I was reading about the history of woollen blanket manufacture in Witney, Oxfordshire, when I came across a curious term: “alnagers”. Further reading revealed that ‘Alnage, or aulnage (from Fr. aune, ell) is the official supervision of the shape and quality of manufactured woollen cloth’ and that alnagers were the official practitioners of Alnage. They existed to ensure the quality of wool cloth and to mark approved cloth with a special seal. This seems a particularly important term when considering that the raison d’être of WOVEMBER is to distinguish beauteous WOOL from other textiles and to ensure that viscose, polyester, acrylic etc. are not incorrectly labelled as WOOL… It’s also interesting to notice that because of the work and labour that goes into woollen cloth production, folk have been trying to adulterate and mix it with cheaper, inferior fibres for long since before the advent of manmade fibres. Here’s what I found about ALNAGE in seventeenth century blanket manufacture, shared here for your reading pleasure.

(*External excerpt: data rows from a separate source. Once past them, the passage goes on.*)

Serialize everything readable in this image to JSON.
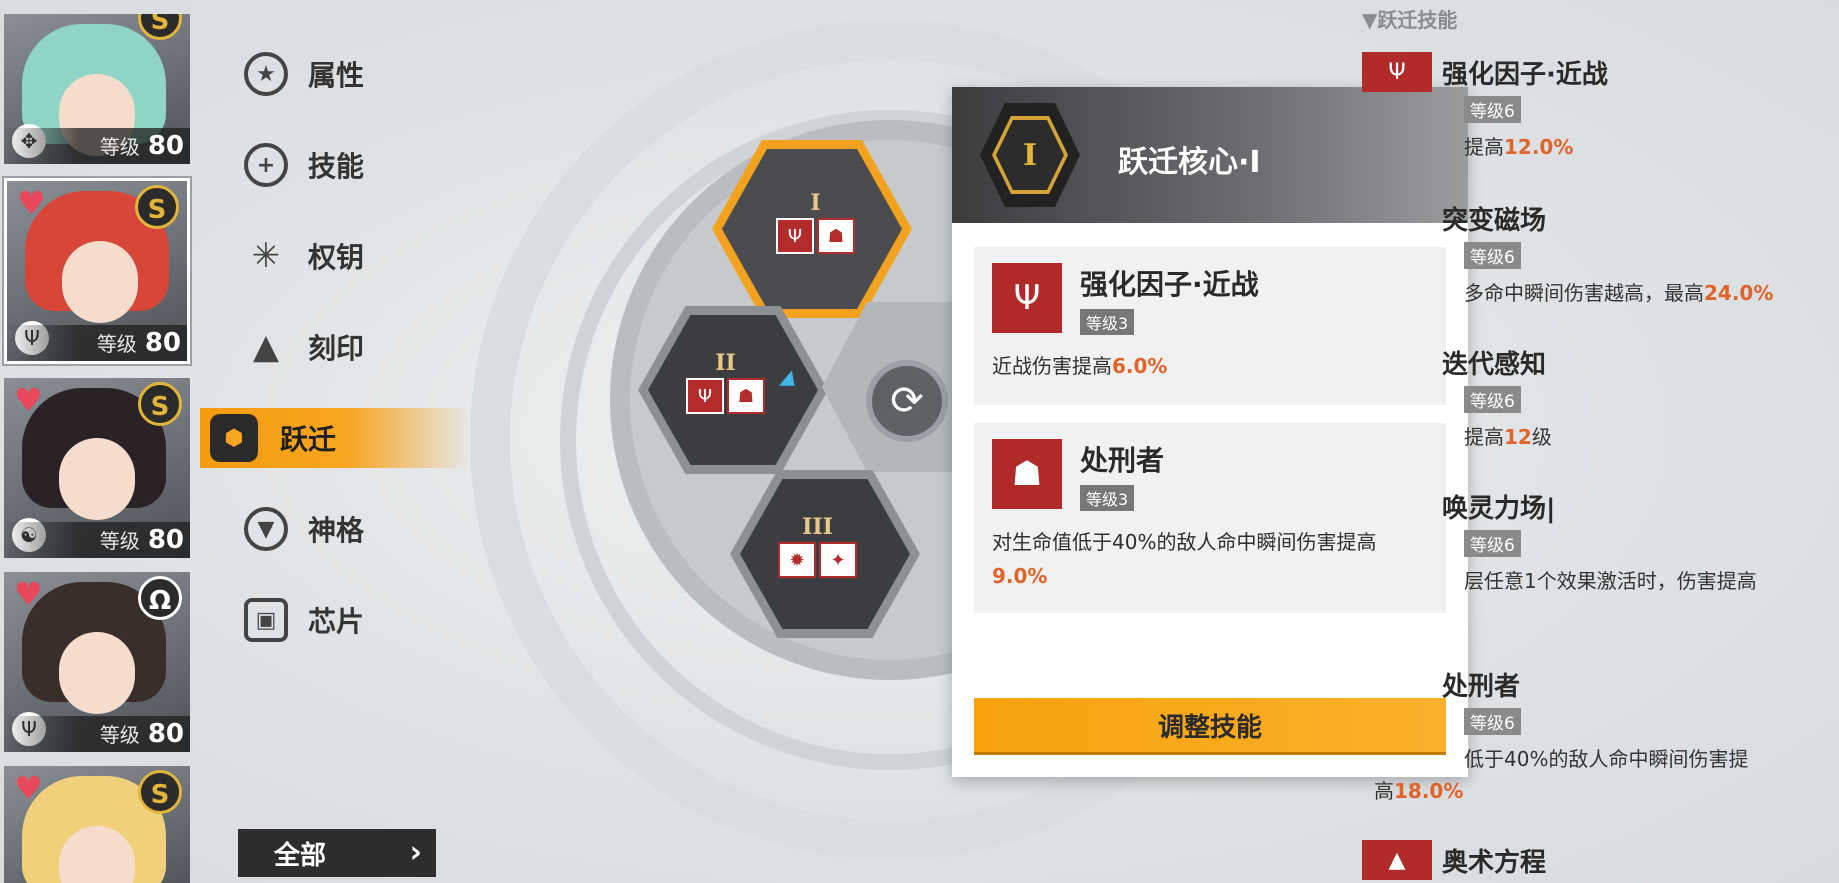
{
  "characters": [
    {
      "level_label": "等级",
      "level": "80",
      "favorite": false,
      "rank": "S",
      "hair_color": "#8fd4c4",
      "class_icon": "compass-icon"
    },
    {
      "level_label": "等级",
      "level": "80",
      "favorite": true,
      "rank": "S",
      "hair_color": "#d8463a",
      "class_icon": "trident-icon",
      "selected": true
    },
    {
      "level_label": "等级",
      "level": "80",
      "favorite": true,
      "rank": "S",
      "hair_color": "#2a2226",
      "class_icon": "swirl-icon"
    },
    {
      "level_label": "等级",
      "level": "80",
      "favorite": true,
      "rank": "Ω",
      "hair_color": "#3a2e2a",
      "class_icon": "trident-icon"
    },
    {
      "favorite": true,
      "rank": "S",
      "hair_color": "#f0d07a"
    }
  ],
  "nav": {
    "items": [
      {
        "label": "属性",
        "icon": "star-circle-icon"
      },
      {
        "label": "技能",
        "icon": "plus-circle-icon"
      },
      {
        "label": "权钥",
        "icon": "key-burst-icon"
      },
      {
        "label": "刻印",
        "icon": "triangle-mark-icon"
      },
      {
        "label": "跃迁",
        "icon": "hex-core-icon",
        "active": true
      },
      {
        "label": "神格",
        "icon": "down-triangle-circle-icon"
      },
      {
        "label": "芯片",
        "icon": "chip-icon"
      }
    ],
    "all_button": "全部"
  },
  "hex_grid": {
    "slots": [
      {
        "numeral": "I",
        "icons": [
          "trident",
          "hood"
        ]
      },
      {
        "numeral": "II",
        "icons": [
          "trident",
          "hood"
        ]
      },
      {
        "numeral": "III",
        "icons": [
          "spider",
          "cannon"
        ]
      }
    ]
  },
  "popup": {
    "badge": "I",
    "title": "跃迁核心·I",
    "skills": [
      {
        "name": "强化因子·近战",
        "level": "等级3",
        "desc_prefix": "近战伤害提高",
        "desc_value": "6.0%",
        "desc_suffix": ""
      },
      {
        "name": "处刑者",
        "level": "等级3",
        "desc_prefix": "对生命值低于40%的敌人命中瞬间伤害提高",
        "desc_value": "9.0%",
        "desc_suffix": ""
      }
    ],
    "adjust_button": "调整技能"
  },
  "right_panel": {
    "section_title": "▼跃迁技能",
    "items": [
      {
        "name": "强化因子·近战",
        "level": "等级6",
        "desc_prefix": "提高",
        "desc_value": "12.0%",
        "desc_suffix": ""
      },
      {
        "name": "突变磁场",
        "level": "等级6",
        "desc_prefix": "多命中瞬间伤害越高，最高",
        "desc_value": "24.0%",
        "desc_suffix": ""
      },
      {
        "name": "迭代感知",
        "level": "等级6",
        "desc_prefix": "提高",
        "desc_value": "12",
        "desc_suffix": "级"
      },
      {
        "name": "唤灵力场|",
        "level": "等级6",
        "desc_prefix": "层任意1个效果激活时，伤害提高",
        "desc_value": "",
        "desc_suffix": ""
      },
      {
        "name": "处刑者",
        "level": "等级6",
        "desc_prefix": "低于40%的敌人命中瞬间伤害提",
        "desc_value": "",
        "desc_suffix": "",
        "desc2_prefix": "高",
        "desc2_value": "18.0%"
      },
      {
        "name": "奥术方程"
      }
    ]
  },
  "colors": {
    "accent": "#f7a521",
    "highlight": "#e0632a",
    "skill_red": "#b02a2a"
  }
}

The growth of the woollen industry was clearly reinforced by the fast-flowing river Windrush, which could provide water power for fulling mills on its banks between Witney and Burford. Alfred Plummer, in The Witney Blanket Industry, 1934, suggests that broadcloth weaving flourished here because there was no guild of weavers in the town, so that, apart from the general laws concerning weights and measures, very little in the way of restrictive practices existed. This allowed the industry to grow and competition to flourish. It is even more possible that weavers from the older, but more restriced centres like Coventry may have moved to Witney in order to practice their trade unhampered by the rule of guilds.
This may have been a happy state of affairs in many ways, but during the 17th century the weavers found they had to contend with considerable fraud and malpractice. The Trade Commissioners, reporting in 1640 on the state of the ‘clothing industry in England’, found that frauds in the manufacture and dressing of cloth were causing a decay in the industry. Although alnagers (special inspectors) existed to insure that cloth was of a proper standard, they sometimes collected their fees without carrying out their inspections, and were often dishonest enough to accept bribes to pass inferior cloth. In 1641 the blanket weavers of Witney petitioned the House of Lords about a patent for the sealing of their blankets, saying that ‘Wm. Howes, now deceased, and his son’ had been enriching thesmelves by raising the price for inspecting and sealing each bundle of blankets from 2d to 6d, and had also made money out of ‘fines and exactions’.
– Charles & Joan Gott, The Book of Witney, published by Baracuda Books Limited, Buckingham, England, 1986.
Image features a Cloth Seal, Charles II, Alnage, 1682; Image & Found by Derfel and discovered online here.